By far, the most common crime charged in Mason County is Driving with License Suspended in the Third Degree.  This is a misdemeanor charge for driving while one’s license has been suspended because of unpaid traffic tickets/court fines.  Standard advice for anyone charged with a DWLS 3rd follows.
  1. DWLS 3 is a misdemeanor.  The maximum penalty is 90 days jail and $1,000 fine.
  2. If you have your license back, the court will usually accept an agreement to a reduced charge of Driving with No Valid Operator’s License (NVOL) with Identification.  This reduction results in a civil infraction on your record which does not include the possibility of jail time or probation.  It does carry a standard fine amount of $150.  The judge will allow you to make payments on the ticket if you cannot pay the fine all at once.  The minimum payment depends upon your monthly income with the lowest possible amount set at $25 per month.  Mason County District Court does not offer the opportunity to work fines off through community service.  It is always okay to pay off your fines early, but do not miss a payment.  If you miss a payment on your fine, your fine will be sent to collections and your license will be re-suspended.  So make sure you make your payments on time on or before the 15th of every month.  

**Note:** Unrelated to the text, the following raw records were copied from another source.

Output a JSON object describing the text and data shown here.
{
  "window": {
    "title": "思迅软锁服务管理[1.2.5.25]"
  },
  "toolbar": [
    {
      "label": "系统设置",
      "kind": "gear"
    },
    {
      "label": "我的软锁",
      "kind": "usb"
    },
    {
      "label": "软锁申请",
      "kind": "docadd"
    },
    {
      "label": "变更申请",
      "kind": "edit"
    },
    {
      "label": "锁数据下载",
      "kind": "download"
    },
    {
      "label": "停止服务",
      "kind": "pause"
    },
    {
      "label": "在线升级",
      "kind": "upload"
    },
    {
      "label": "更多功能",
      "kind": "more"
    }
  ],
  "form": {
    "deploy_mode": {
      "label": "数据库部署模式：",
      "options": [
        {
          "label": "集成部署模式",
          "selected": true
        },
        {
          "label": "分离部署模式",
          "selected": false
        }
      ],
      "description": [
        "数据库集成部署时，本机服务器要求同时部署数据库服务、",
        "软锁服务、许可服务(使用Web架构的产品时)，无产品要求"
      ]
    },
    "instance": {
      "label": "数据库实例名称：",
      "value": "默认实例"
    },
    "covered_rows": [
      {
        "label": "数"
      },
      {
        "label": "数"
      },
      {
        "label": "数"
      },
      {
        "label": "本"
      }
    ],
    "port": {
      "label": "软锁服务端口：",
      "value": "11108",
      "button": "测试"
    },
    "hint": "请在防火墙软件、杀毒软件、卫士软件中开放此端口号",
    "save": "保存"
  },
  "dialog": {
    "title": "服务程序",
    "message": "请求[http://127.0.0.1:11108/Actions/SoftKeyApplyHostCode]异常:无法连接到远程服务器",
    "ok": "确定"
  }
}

  3. If you do not have your license back, you need to take the following steps immediately to try to get your license:
    • Contact the Department of Licensing and ask them what you need to do to get your license back.  They will give you a list of one or more things that are holding up your license.
    • Take the items on the list one by one and contact each court or other entity that has a hold on your license.  Most often, these issues relate to unpaid traffic tickets or other court fines.  Some other common issues can be unpaid child support or unpaid monetary claims on a traffic accident that was found to be your fault when you did not have insurance.
    • Usually, when you contact the court, you will learn that your fines have been turned over to a collection agency.  The court will give you the contact information for the collection agency.  If you can pay off these fines, the collection agency will release their hold on your license.  If you cannot pay off the fines in total, the collection agency may enter into a payment agreement with you if they believe you have employment or other income that makes you a good risk for them.  If you make this kind of arrangement with a collection agency, make sure to make your payments on time.  These payments for past issues are in addition to your current court fines.  Once you pay off your obligation to the collection agency or make payment arrangements, and they release you license, you still need to return to the Department of Licensing and pay a re-issue fee before you get your license back. Once you have your license again, section 2 above will apply to you. 
  4.  If you also have some other kind of moving violation on your ticket, you can admit that violation, request a separate hearing on that violation, or ask for mitigation.  Mitigation means that you admit you committed the violation, but you want to offer an explanation.  If the judge finds that you have committed one or more other infractions, the fine for each of those infractions can be added together with your fine for the DWLS 3 violation so that you have only one payment to make.
  5. If you are unable to get your license back, you may choose to take your case to trial or to plead guilty to the DWLS 3 charge.  The most common penalty for this type of conviction is probation, a $150 fine, plus another $50 for each prior DWLS 3 conviction, plus court costs of approximately another $200, plus any warrant fees that you might have.  You will be placed on court probation for approximately 4 months which means you do not have a probation officer, but the court will monitor you for any new violations.  You may also be sentenced to jail or electronic home monitoring if you are a repeat offender.
  6. It is your absolute right to contest this charge in a jury trial, but be aware that if you lose at trial, you may also be assessed several hundred dollars more in costs to pay for your trial.